"Curfew" — Director Shawn Christensen attempts to inject new life into an old conceit with mixed results. He plays an unreliable uncle whose sister calls him in as a sitter because she's in a jam. That she is interrupting his suicide attempt is the first sign that Christensen is trying a bit too hard to generate sympathy and circumstance. He's saddled with his precocious niece for the night, ends up taking her to party that no 12-year-old should attend and, of course, forms a bond with her before the night's over, having made a connection over some crudely drawn flipbooks. The film threatens to take off when an imaginary song-and-dance routine breaks out at a bowling alley, but it winds up being a little too pat in its resolution.

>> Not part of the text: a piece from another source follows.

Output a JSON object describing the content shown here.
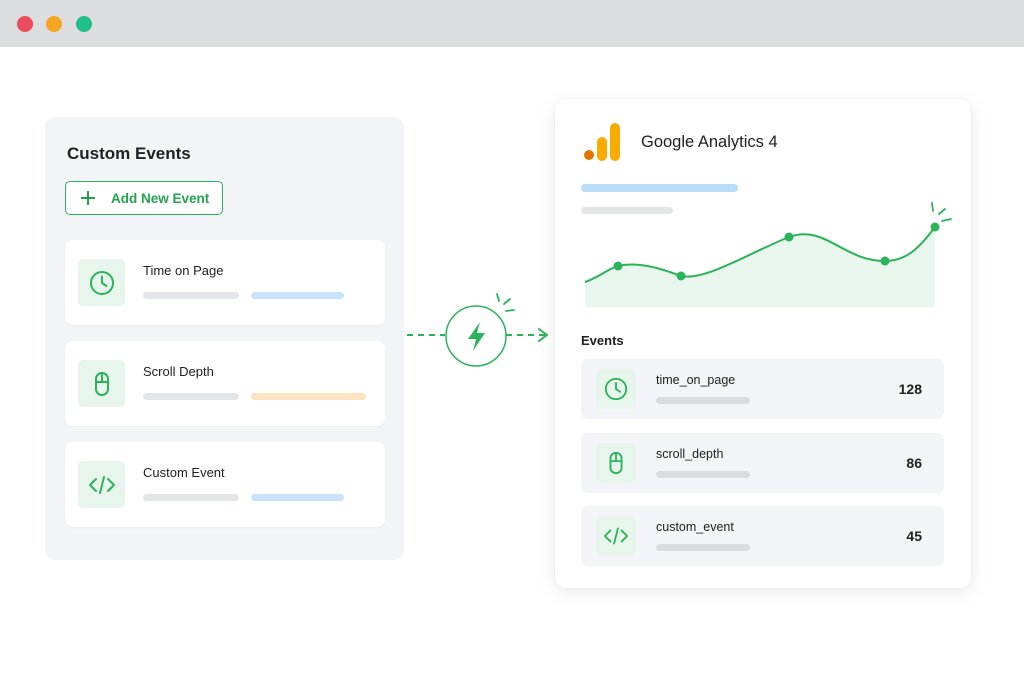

"Death of a Shadow" — This sci-fi time travel tale reminded me of Alex Proyas' "Dark City" and "An Occurrence at Owl Creek Bridge," with its warm yet oppressive visual pallet, as well as the protagonist's ability to control his destiny. Nathan Rijckx (Matthias Schoenaerts) is a World War I soldier who has died but is now in the employ of a dark figure who promises he can return to the land of the living if he captures the shadows of 10,000 people at the point of their death in 10,000 days. A nifty little camera allows him to do so, and the extensive gallery when these portraits are displayed is cryptic and haunting. I wouldn't dream of revealing the multiple twists that occur at the end, but our hero comes to realize that while things do not work out as he hoped, his efforts are not in vain.
"Henry" — This Canadian movie from Yan England is an appropriate companion piece for this year's best picture nominee "Amour." The title character (Gerard Poirier) is a concert pianist who is preparing to play a duet with his wife of more than 40 years, Maria (Louise Laprade), who's a violinist of equal skill. However, while meeting a younger woman for coffee, he's abducted, drugged and taken away only to wake up in a prison-like building where he recognizes no one. Time seems to bend in on itself as the past and present collide, and it becomes apparent that Henry is suffering from Alzheimer's, leaving him angry, confused and vacant. This is a powerful piece that speaks to how fragile our identities can become — and how precious our memories are.